## TASK PROMPT
Below is a listing; write it out exactly and drop any images from it.

## INFORMATION
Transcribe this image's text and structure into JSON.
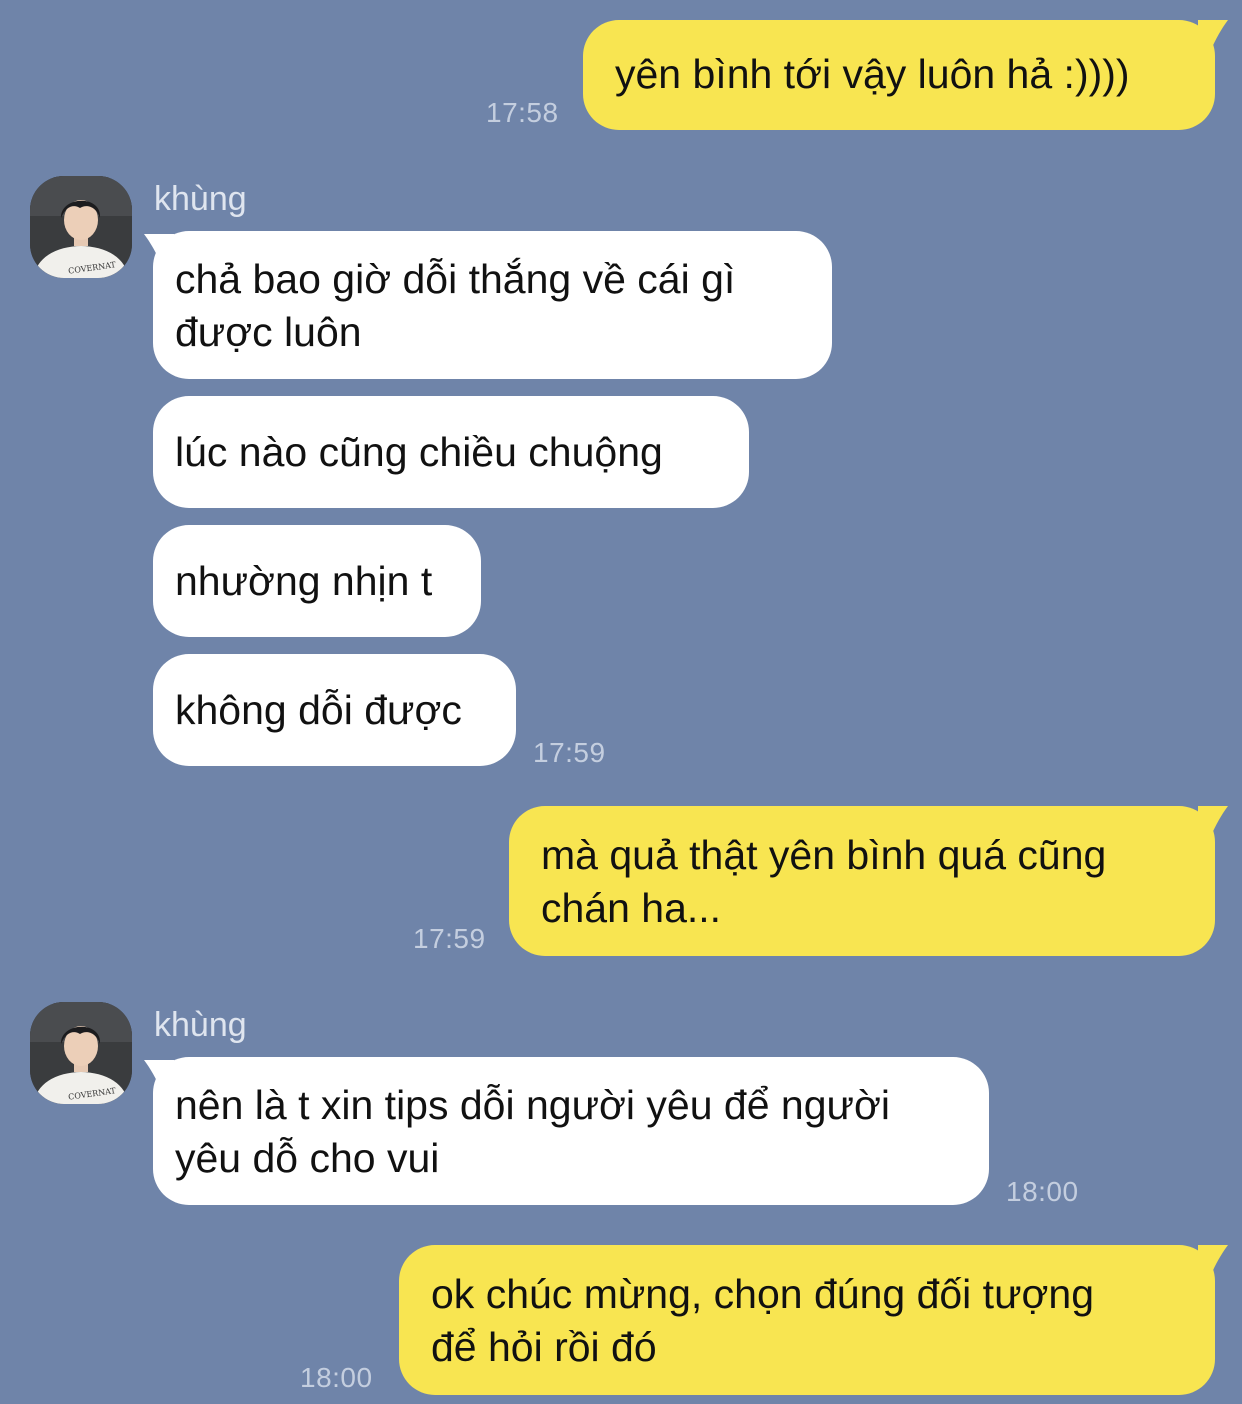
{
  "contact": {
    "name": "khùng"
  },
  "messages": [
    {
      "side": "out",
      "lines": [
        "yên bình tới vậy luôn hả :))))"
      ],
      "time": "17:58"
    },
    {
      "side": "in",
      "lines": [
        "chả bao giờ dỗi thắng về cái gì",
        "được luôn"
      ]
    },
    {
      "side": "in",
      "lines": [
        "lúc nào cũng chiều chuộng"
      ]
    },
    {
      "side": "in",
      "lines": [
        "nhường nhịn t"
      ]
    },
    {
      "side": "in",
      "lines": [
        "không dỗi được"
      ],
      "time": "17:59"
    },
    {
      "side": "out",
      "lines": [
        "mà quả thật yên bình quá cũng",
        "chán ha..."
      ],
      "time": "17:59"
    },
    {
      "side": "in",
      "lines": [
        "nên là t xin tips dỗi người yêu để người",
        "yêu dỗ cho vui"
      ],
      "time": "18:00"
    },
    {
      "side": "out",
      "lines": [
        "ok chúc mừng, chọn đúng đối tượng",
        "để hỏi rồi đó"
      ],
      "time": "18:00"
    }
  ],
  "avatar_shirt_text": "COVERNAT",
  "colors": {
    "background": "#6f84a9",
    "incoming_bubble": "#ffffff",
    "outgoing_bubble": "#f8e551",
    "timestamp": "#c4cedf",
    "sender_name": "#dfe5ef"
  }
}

## TASK RESULT
Transcribe this image's text and structure into JSON.
{
  "contact": {
    "name": "khùng"
  },
  "messages": [
    {
      "side": "out",
      "lines": [
        "yên bình tới vậy luôn hả :))))"
      ],
      "time": "17:58"
    },
    {
      "side": "in",
      "lines": [
        "chả bao giờ dỗi thắng về cái gì",
        "được luôn"
      ]
    },
    {
      "side": "in",
      "lines": [
        "lúc nào cũng chiều chuộng"
      ]
    },
    {
      "side": "in",
      "lines": [
        "nhường nhịn t"
      ]
    },
    {
      "side": "in",
      "lines": [
        "không dỗi được"
      ],
      "time": "17:59"
    },
    {
      "side": "out",
      "lines": [
        "mà quả thật yên bình quá cũng",
        "chán ha..."
      ],
      "time": "17:59"
    },
    {
      "side": "in",
      "lines": [
        "nên là t xin tips dỗi người yêu để người",
        "yêu dỗ cho vui"
      ],
      "time": "18:00"
    },
    {
      "side": "out",
      "lines": [
        "ok chúc mừng, chọn đúng đối tượng",
        "để hỏi rồi đó"
      ],
      "time": "18:00"
    }
  ],
  "avatar_shirt_text": "COVERNAT",
  "colors": {
    "background": "#6f84a9",
    "incoming_bubble": "#ffffff",
    "outgoing_bubble": "#f8e551",
    "timestamp": "#c4cedf",
    "sender_name": "#dfe5ef"
  }
}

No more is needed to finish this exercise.